PROBLEM REQUIREMENTS: Check each line of the records below for the word "ICIE" and copy those where it appears.

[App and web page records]
------------------------------------

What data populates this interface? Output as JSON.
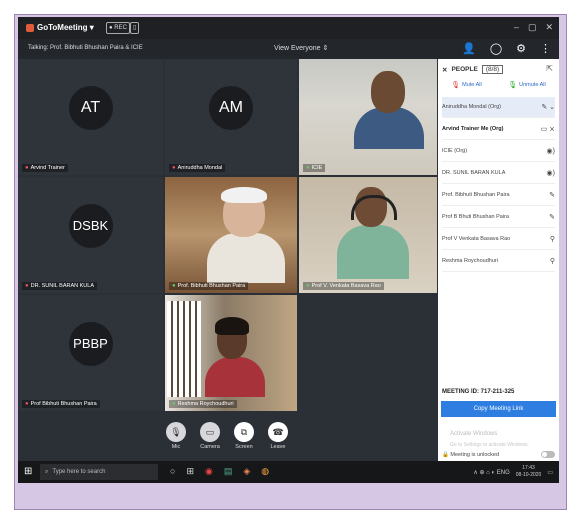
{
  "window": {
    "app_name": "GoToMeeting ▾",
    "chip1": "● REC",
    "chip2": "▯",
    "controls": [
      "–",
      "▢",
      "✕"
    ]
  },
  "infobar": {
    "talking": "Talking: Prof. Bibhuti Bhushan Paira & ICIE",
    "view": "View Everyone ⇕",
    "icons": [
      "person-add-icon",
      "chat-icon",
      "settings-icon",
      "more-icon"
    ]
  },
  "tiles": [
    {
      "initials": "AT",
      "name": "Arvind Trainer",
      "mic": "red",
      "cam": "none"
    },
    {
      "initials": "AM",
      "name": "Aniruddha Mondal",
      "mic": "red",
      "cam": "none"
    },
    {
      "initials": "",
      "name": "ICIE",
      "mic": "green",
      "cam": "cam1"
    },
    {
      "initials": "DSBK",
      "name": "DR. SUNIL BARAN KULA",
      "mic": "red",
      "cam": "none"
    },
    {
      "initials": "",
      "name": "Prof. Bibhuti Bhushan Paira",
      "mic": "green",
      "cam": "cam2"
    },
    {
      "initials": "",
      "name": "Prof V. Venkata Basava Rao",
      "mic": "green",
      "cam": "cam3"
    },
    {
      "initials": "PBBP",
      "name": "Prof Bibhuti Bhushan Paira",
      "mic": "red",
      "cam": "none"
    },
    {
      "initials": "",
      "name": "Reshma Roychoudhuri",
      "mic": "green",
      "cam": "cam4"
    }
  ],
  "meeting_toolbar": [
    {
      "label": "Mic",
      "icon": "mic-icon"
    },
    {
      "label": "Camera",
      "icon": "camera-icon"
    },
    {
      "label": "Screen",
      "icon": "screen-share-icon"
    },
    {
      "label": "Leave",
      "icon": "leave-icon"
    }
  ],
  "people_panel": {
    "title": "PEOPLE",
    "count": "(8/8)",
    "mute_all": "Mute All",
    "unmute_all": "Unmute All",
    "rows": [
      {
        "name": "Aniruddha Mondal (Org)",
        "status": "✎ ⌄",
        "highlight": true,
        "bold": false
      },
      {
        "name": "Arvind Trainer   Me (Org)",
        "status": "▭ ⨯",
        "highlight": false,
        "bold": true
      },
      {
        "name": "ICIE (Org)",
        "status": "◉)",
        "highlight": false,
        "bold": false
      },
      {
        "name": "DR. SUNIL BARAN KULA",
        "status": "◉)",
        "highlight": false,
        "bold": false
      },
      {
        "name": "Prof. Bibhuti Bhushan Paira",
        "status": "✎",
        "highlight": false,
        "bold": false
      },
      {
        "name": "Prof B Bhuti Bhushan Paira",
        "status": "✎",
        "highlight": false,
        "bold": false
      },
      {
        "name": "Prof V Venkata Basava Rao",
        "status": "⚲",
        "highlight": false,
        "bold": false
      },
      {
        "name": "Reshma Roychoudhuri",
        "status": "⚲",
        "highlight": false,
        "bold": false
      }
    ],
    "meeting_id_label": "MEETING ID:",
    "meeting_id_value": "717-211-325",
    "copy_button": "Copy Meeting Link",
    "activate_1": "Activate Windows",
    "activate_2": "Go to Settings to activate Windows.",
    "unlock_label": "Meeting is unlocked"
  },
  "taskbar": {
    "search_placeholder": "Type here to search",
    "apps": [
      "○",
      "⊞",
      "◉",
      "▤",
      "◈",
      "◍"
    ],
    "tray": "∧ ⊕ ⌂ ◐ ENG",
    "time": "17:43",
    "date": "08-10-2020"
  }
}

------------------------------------

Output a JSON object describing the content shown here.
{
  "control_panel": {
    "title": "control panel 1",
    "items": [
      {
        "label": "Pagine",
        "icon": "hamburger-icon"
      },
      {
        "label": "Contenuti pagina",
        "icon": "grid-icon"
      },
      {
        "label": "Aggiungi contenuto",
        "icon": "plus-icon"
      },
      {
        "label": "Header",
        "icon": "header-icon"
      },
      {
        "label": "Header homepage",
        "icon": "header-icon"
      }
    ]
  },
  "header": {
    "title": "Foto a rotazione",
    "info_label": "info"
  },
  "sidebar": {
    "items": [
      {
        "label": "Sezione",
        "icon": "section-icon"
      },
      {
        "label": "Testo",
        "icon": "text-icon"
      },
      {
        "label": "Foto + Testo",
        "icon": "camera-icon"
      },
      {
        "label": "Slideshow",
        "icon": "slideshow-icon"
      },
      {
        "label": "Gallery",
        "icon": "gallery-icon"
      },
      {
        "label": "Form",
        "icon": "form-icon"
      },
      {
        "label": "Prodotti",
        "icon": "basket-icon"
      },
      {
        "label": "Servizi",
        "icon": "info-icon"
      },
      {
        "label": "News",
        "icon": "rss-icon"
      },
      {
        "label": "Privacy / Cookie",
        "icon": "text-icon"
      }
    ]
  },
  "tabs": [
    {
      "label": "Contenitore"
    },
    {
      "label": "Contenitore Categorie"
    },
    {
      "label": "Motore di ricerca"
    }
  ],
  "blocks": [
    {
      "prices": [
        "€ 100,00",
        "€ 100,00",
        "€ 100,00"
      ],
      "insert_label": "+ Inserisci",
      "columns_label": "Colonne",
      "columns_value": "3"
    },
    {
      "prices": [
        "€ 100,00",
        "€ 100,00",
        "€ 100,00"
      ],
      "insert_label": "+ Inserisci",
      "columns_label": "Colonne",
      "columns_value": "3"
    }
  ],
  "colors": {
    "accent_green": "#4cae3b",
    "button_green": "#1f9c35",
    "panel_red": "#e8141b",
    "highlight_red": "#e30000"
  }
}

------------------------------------

WRITTEN REPLY:
    "talking": "Talking: Prof. Bibhuti Bhushan Paira & ICIE",
      "name": "ICIE",
        "name": "ICIE (Org)",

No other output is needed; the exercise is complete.